You use them to weave small squares that can be assembled and arranged in any manner  so you are limited only by your imagination.  They are often sold as ways to use up small amounts of yarn left over from other projects.  If you want to plan a specific project, dedicate a projects worth of yarn, then begin creating and planning as you would any other yarn related project.  (PSS -Plan project, Shop for enough yarn for your entire project, Start project.)

If quilting is one of your hobbies or passions, then you can use some of the same quilt patterns or designs and substitute woven squares. Sew them together or if you prefer a different look, crochet or knit them together. 

There are ideas galore on how to use the mini squares you weave on these cute portable looms.  The modern version of this mini loom, is the Zoom Loom from Schacht Spindle Company which comes neatly packaged with a loom, the needle and basic instructions. Added are directions for 3 sample projects to get you started.  

The best part of these little looms is how portable they really are.  All you need is yarn, your loom, a needle and yarn cutter and you are off and running.  They are small enough to fit in a medium purse so you can always have a project with you.  I am a great fan of having some sort of mini project or a component of a larger project with me in case I end up waiting somewhere.  Those moments which could often be a source of frustration become my "stolen" project moments.

We have been carrying the Zoom Looms at Tempe Yarn for some time now.  For our long-distance customers we are adding them to our on line store so they too can easily join in the weaving trend.

Tuesday, November 1, 2016

Weaving Trends


Weavings with Yarns & Fibers Available At Tempe Yarn 
Weaving is back and it comes in all forms.  From the simplest weave structures and tools to the most sophisticated fabric and computerized looms.  So much to explore and if you are like little time. 
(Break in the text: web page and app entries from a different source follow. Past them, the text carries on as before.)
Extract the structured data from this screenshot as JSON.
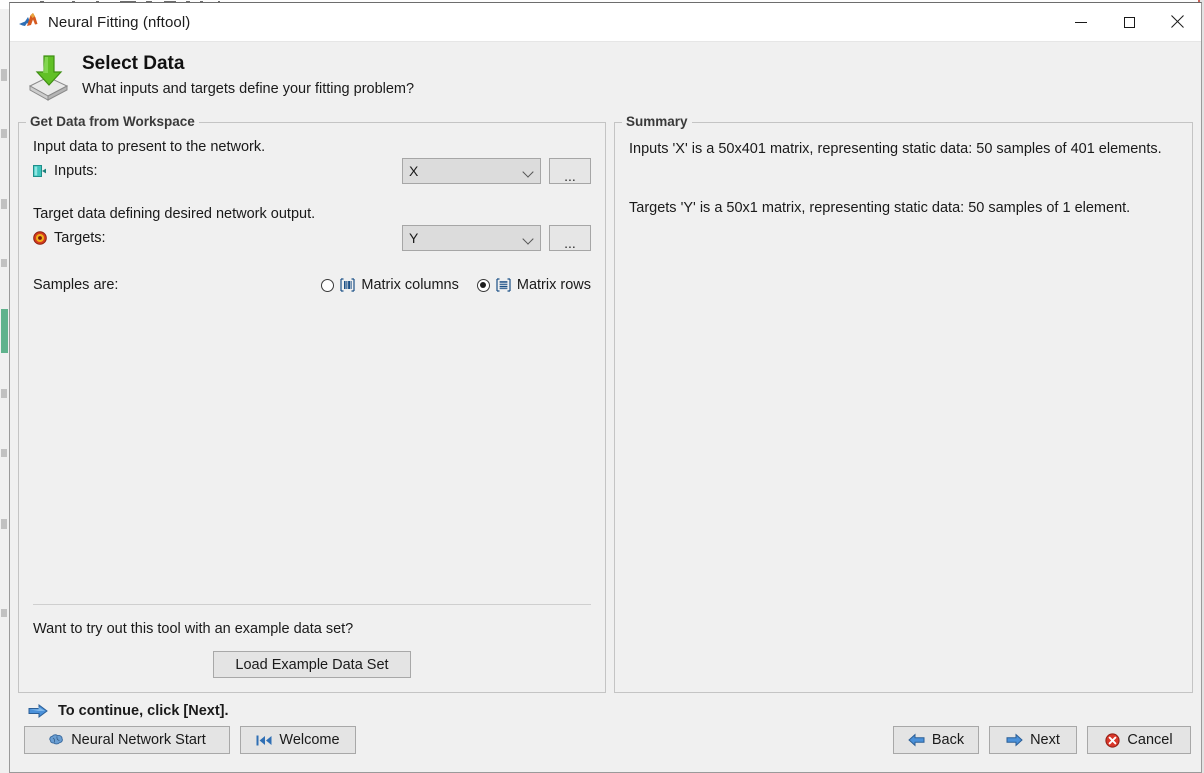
{
  "window": {
    "title": "Neural Fitting (nftool)",
    "app_icon": "matlab-logo-icon",
    "controls": {
      "minimize": "minimize-icon",
      "maximize": "maximize-icon",
      "close": "close-icon"
    }
  },
  "header": {
    "icon": "import-data-icon",
    "title": "Select Data",
    "subtitle": "What inputs and targets define your fitting problem?"
  },
  "left_panel": {
    "title": "Get Data from Workspace",
    "input_description": "Input data to present to the network.",
    "inputs": {
      "icon": "inputs-icon",
      "label": "Inputs:",
      "value": "X",
      "browse_label": "...",
      "chevron": "chevron-down-icon"
    },
    "target_description": "Target data defining desired network output.",
    "targets": {
      "icon": "targets-icon",
      "label": "Targets:",
      "value": "Y",
      "browse_label": "...",
      "chevron": "chevron-down-icon"
    },
    "samples_label": "Samples are:",
    "samples_options": [
      {
        "label": "Matrix columns",
        "icon": "matrix-columns-icon",
        "selected": false
      },
      {
        "label": "Matrix rows",
        "icon": "matrix-rows-icon",
        "selected": true
      }
    ],
    "example_question": "Want to try out this tool with an example data set?",
    "load_example_label": "Load Example Data Set"
  },
  "right_panel": {
    "title": "Summary",
    "paragraphs": [
      "Inputs 'X' is a 50x401 matrix, representing static data: 50 samples of 401 elements.",
      "Targets 'Y' is a 50x1 matrix, representing static data: 50 samples of 1 element."
    ]
  },
  "footer": {
    "status_icon": "arrow-right-icon",
    "status_text": "To continue, click [Next].",
    "neural_start_label": "Neural Network Start",
    "neural_start_icon": "brain-icon",
    "welcome_label": "Welcome",
    "welcome_icon": "rewind-to-start-icon",
    "back_label": "Back",
    "back_icon": "arrow-left-icon",
    "next_label": "Next",
    "next_icon": "arrow-right-icon",
    "cancel_label": "Cancel",
    "cancel_icon": "error-circle-icon"
  },
  "colors": {
    "window_bg": "#f0f0f0",
    "titlebar_bg": "#ffffff",
    "group_border": "#c4c4c4",
    "group_title": "#3a3a3a",
    "button_bg": "#e4e4e4",
    "button_border": "#a8a8a8",
    "combo_bg": "#dcdcdc",
    "accent_blue": "#2f6fb5",
    "accent_green": "#5cb82d",
    "accent_red": "#d0342c",
    "accent_teal": "#2fb9b0"
  }
}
The weavings pictured above are more free form or artistic weavings.  The top weaving is really a fiber collage done on a pvc frame, which one can make for $10-$15.  (This is a really inexpensive way to make a frame loom any size you want.  When you are done with your weaving, if you choose you can recycle the pvc pipes in another craft project.) This weaving is considered a fiber collage because it contains weaving and knitting/crochet in a free-form style.  In other words- NO Rules!
If you look closely you can see beads, buttons and some stitchery used as surface design.

The other three were woven on a small rigid heddle loom.  The lighter one was woven on the 10 inch Cricket by Schacht.  The other two were woven on the 15 inch Cricket.
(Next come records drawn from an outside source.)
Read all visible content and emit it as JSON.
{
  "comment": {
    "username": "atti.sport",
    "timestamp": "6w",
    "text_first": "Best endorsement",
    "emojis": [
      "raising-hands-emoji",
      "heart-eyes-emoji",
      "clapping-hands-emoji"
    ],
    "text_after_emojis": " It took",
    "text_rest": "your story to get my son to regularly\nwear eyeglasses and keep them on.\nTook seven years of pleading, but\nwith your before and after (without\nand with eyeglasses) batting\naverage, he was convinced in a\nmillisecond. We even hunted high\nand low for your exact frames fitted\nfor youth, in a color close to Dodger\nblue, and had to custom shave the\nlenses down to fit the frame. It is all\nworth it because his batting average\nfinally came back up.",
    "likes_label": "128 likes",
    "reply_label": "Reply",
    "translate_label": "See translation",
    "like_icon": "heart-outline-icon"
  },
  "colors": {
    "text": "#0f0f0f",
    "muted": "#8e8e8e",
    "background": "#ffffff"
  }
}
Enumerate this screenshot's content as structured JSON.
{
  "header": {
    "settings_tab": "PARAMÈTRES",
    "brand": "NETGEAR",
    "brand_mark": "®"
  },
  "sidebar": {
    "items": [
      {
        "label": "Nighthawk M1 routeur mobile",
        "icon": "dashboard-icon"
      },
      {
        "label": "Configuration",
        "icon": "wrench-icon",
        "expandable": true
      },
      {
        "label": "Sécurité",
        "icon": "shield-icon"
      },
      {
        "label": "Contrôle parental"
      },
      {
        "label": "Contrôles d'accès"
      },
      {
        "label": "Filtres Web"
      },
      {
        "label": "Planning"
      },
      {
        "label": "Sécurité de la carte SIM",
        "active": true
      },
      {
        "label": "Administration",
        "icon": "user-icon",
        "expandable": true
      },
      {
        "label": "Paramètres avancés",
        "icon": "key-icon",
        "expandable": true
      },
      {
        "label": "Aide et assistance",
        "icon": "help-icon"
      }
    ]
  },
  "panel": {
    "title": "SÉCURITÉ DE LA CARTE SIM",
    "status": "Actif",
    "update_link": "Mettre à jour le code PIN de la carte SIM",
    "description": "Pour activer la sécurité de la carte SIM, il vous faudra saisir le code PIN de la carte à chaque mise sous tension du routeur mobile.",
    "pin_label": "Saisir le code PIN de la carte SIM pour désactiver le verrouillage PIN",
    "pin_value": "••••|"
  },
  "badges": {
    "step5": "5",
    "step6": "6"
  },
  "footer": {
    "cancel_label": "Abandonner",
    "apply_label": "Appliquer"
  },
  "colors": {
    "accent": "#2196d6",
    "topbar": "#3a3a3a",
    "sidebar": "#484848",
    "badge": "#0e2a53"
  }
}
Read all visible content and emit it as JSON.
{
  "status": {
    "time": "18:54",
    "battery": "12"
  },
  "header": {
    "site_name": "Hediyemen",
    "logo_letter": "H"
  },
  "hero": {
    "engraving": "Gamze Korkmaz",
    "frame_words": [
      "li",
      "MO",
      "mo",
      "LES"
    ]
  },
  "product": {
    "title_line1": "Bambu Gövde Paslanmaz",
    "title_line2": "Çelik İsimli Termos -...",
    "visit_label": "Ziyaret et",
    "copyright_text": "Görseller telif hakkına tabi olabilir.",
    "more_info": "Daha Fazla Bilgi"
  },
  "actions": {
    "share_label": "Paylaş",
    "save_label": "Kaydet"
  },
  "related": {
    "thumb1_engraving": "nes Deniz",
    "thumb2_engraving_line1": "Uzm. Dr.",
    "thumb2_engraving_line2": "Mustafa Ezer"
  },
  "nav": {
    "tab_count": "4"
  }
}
All three of the weavings have been embellished in some manner.  The one on the left includes Needle Felting, beads and buttons.  The one on the right has been decorated with shells and beads.

The trend currently seems to be weaving with shades of natural fibers and yarns.  We are so lucky at Tempe Yarn (and Arizona On Line) to have Woolhalla Tunis offering 20 plus breeds of fibers and yarns.  Since so many of them are breed specific and sometimes sheep specific, the variation in shading are obvious. The picture doesn't do it justice, but when you look at the weaving pictured below you may be able to see an example of what I mean by natural variations in color.  I can't wait to see this piece finished and fulled.

Clun Forest 2 ply fingering Warp & Weft